Much of the material written in the public sphere about Indigenous people in Canada, their struggle, and possible ways forward, are written with a very uninformed reader in mind. Those books are, of course, vital. These are extraordinarily difficult topics with complex roots and very few simple answers. It is critical that there is an on ramp for people who are trying to learn.
This book, however, is not for folks new to the struggle.
If you have been educating yourself for some time, already understand concepts like the duty to consult, at least at a high level, have at least skimmed the United Nations Declaration on the Rights of Indigenous People, it might feel like there isn’t really anything left for you to really engage with. Chief Manuel steps into the fray to wield his lifetime of experience working both inside the system and outside of it to try and untangle the complexities of Indigenous rights as they relate to the rights of non-Indigenous people. He weaves his life story, starting with his father’s dedication to the emancipation of Indigenous peoples, even at the expense of the wellbeing of his family, with technical political processes. He creates a compelling narrative of events taken from the headlines by making the stories feel both personal and universal. He also acknowledges that his own views are at times controversial, even among Indigenous peoples.
It is easy to say “land back” or spout land acknowledgements and call it a day. It is much, much harder to explain what “land back” might mean, and how it might play out. What is actually being returned, to whom, and how might that play out in a country with a rich tapestry of cultures and with very significant procedural barriers that can cause decades of stalemates are all real, vital questions to ask. In addition to understanding the players and issues involved, Chief Manuel also focuses on what levers Indigenous people and their allies have at their disposal both domestically and internationally to try and more effectively advocate for true reconciliation.
Chief Manuel recognizes that there is much work to be done to create an equitable, just relationship between Indigenous and non-Indigenous governments, one that works to make amends for hundreds of years of blatant, harmful discrimination without harming the tens of millions of non-Indigenous people who also call this country home. Unfortunately, this means that there are no easy answers to be found in these pages, but there is an immense amount of food for thought. Ideas of Indigenous self government are not used as talking points, but as fleshed out theories of governance that can mean true autonomy for Indigenous governments in a way that can make sense within a Canadian context. It acknowledges that many Indigenous nations are not in a position to simply become a full government overnight, and proposes concrete ways in which their capacity can be increased to be able to offer more fulsome services to their citizens.
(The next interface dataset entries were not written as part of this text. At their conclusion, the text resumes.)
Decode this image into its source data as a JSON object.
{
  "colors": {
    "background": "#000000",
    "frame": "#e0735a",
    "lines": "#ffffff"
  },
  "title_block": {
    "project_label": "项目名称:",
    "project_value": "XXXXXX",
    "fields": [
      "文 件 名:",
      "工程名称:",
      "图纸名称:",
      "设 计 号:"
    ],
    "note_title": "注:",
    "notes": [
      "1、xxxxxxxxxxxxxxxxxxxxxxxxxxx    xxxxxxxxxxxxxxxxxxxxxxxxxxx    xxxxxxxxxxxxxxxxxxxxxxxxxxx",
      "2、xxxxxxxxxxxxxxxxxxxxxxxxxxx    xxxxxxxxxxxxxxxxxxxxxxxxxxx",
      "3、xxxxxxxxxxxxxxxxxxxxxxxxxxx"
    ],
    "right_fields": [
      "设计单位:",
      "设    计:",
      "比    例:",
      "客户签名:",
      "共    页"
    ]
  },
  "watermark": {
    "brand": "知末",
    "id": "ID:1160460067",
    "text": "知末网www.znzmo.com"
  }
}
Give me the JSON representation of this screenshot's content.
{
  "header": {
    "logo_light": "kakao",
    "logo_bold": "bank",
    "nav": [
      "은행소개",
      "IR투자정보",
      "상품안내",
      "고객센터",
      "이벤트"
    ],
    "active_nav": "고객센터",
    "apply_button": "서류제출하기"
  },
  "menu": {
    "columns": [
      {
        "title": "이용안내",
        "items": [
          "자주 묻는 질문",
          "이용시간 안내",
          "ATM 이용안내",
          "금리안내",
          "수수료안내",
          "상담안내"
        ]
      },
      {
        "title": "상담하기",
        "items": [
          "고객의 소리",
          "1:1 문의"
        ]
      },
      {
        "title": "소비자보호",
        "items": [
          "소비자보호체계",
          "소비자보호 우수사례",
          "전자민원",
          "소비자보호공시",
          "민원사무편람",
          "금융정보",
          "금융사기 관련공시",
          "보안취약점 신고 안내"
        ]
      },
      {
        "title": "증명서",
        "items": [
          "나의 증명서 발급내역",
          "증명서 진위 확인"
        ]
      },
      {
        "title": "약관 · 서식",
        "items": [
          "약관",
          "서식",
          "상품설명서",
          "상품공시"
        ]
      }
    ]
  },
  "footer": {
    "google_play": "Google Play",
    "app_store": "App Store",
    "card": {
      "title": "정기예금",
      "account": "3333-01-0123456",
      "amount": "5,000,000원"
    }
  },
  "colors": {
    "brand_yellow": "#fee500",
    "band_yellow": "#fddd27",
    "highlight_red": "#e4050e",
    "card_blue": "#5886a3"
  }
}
For those interested in taking their understanding of the tension between Indigenous and non-Indigenous people further, to really dig into the guts of the problems created by historical wrongs, the bottlenecks in the system preventing true reconciliation today, and concrete ideas of how to move forward, Unsettling Canada is an equal parts inspiring and depressing read. Readers in other colonial countries with similar conflicts would no doubt also gain something from this book.
Chief Manual passed away unexpectedly at 66 in 2017 after a lifetime dedicated to the struggle for justice. How we take up the mantle will no doubt define us for generations.